The announcement comes as state officials revealed that 4,800 people who don’t live in Idaho were vaccinated against COVID-19 within the state, which is receiving a smaller share of vaccine doses than most other states. Officials acknowledged that people who live along the state’s borders and people with secondary Idaho homes were receiving COVID-19 vaccines.
Asked why the state was requiring proof now, state health Director Dave Jeppesen said it was to preserve increased capacity administer vaccines.
“Now that we have that capacity, we’re starting to see some demand from other states that may have more limited capacity to come here to get vaccinated, where that wasn’t necessarily the case early in the process,” he said.
“Vaccine is being allocated to the state based on population numbers, which means it’s based on the number of people who live in each state,” Jeppesen told reporters in a Tuesday conference call. “… We want to make sure Idahoans who live and work here have access.”
In a news release, the Idaho Department of Health and Welfare urged that “regardless of citizenship or immigration status, all eligible people with a primary residence or who work in Idaho should get vaccinated when it is their turn.”
A day earlier, Gov. Brad Little accepted a state vaccine panel’s recommendations to make workers in an additional handful of jobs eligible to receive shots in early April. That includes essential workers in a few job sectors, including food, agriculture, manufacturing, grocery and convenience stores, and public transit. People who live in homeless shelters also will be included in this priority group.

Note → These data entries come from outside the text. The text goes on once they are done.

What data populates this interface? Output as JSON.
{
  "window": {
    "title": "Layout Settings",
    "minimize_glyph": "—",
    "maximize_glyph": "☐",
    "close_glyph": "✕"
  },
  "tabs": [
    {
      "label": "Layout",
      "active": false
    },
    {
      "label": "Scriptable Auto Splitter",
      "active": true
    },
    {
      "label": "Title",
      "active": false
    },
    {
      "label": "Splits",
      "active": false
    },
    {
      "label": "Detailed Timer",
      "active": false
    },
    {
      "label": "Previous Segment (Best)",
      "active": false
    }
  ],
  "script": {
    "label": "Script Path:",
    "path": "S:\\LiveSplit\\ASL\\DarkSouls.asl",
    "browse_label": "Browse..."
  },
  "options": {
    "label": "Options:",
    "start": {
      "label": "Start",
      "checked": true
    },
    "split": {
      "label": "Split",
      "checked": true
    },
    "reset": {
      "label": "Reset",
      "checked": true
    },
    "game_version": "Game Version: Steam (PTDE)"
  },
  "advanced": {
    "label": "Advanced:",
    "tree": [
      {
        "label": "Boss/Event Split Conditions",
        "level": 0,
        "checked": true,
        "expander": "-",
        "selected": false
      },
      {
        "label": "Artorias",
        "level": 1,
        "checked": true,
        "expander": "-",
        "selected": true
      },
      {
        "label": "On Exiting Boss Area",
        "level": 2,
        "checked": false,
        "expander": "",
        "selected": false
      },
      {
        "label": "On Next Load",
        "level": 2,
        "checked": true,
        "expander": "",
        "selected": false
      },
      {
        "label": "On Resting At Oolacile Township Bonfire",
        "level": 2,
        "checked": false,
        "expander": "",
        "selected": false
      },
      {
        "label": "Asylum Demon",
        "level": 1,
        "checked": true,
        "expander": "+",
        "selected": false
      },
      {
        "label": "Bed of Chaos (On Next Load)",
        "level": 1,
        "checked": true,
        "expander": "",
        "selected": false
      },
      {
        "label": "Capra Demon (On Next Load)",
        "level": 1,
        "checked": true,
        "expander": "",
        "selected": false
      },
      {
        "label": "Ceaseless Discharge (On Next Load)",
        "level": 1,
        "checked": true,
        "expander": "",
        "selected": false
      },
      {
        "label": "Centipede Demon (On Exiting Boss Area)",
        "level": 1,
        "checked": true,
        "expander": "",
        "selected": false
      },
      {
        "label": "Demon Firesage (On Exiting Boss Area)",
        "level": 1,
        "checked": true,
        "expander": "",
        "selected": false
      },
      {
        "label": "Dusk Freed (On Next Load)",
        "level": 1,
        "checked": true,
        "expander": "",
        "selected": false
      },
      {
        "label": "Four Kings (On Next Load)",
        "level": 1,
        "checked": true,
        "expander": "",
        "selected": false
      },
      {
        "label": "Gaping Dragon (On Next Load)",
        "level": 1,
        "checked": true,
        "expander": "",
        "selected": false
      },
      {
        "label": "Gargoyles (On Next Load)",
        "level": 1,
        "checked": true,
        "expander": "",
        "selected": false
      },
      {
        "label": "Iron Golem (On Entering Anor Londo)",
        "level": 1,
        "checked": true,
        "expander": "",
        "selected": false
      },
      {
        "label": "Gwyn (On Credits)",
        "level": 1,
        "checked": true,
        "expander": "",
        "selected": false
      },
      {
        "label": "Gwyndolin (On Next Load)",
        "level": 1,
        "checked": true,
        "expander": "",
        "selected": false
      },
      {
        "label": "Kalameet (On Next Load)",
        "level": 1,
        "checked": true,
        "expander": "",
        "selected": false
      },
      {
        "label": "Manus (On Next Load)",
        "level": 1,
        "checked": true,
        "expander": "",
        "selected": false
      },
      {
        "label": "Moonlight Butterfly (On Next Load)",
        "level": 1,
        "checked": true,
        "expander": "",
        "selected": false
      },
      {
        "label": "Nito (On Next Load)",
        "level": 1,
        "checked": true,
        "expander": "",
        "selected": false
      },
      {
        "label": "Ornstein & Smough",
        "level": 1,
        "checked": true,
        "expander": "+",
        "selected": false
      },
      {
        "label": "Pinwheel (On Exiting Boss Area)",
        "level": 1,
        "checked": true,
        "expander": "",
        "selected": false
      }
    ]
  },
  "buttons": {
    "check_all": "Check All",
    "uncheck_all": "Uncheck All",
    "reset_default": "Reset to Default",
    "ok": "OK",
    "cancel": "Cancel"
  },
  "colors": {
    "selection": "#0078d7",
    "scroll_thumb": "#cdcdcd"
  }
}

Some vaccine doses that weren’t shipped last week due to a winter storm that affected much of the country are set to arrive this week in Idaho, in addition to the state’s regular weekly allocations.
State Public Health Administrator Elke Shaw-Tulloch said one additional pharmacy chain with 30 locations is receiving vaccines through a federal partnership, raising the total number of weekly shots Idaho is allocated to around 40,000.
By late next week, the state’s steadily growing weekly vaccine allotments might get another big boost if federal regulators grant emergency approval to a new one-shot vaccine by Johnson & Johnson. CBS News reported Tuesday that the Centers for Disease Control and Prevention’s Advisory Committee on Immunization Practices will meet this weekend to discuss Johnson & Johnson’s version of a COVID-19 vaccine.
“As a single-dose vaccine that can be stored at standard refrigerator temperatures for three months, Johnson & Johnson’s candidate had been heralded as a key advance in the U.S. vaccine effort despite its slightly lower efficacy, compared to two-dose vaccines produced by Pfizer and Moderna,” CBS News wrote.
About 94% of all 265,000 COVID-19 vaccine doses Idaho has received have been administered, Jeppesen said. Around 112,000 Idahoans have received at least their first dose. The two COVID-19 vaccines currently approved in the U.S., produced by Pfizer and Moderna, require a booster dose a few weeks later to be most protective.
The state also is readying a vaccine signup tool that it hopes to have ready in early March, Jeppsen said.
Priority groups after the current group of essential workers are not finalized in Idaho. A state vaccine panel began discussions Friday about what future vaccine access could look like, floating proposals that could put Idahoans age 16 and up with “high-risk medical conditions” first in line, followed by more essential workers. Some panel members expressed interest in abandoning more focused prioritization in favor of an age-based approach that would split Idahoans under 64 into groups of 200,000 each. No final decisions were made. The panel, which advises Little, meets again March 5.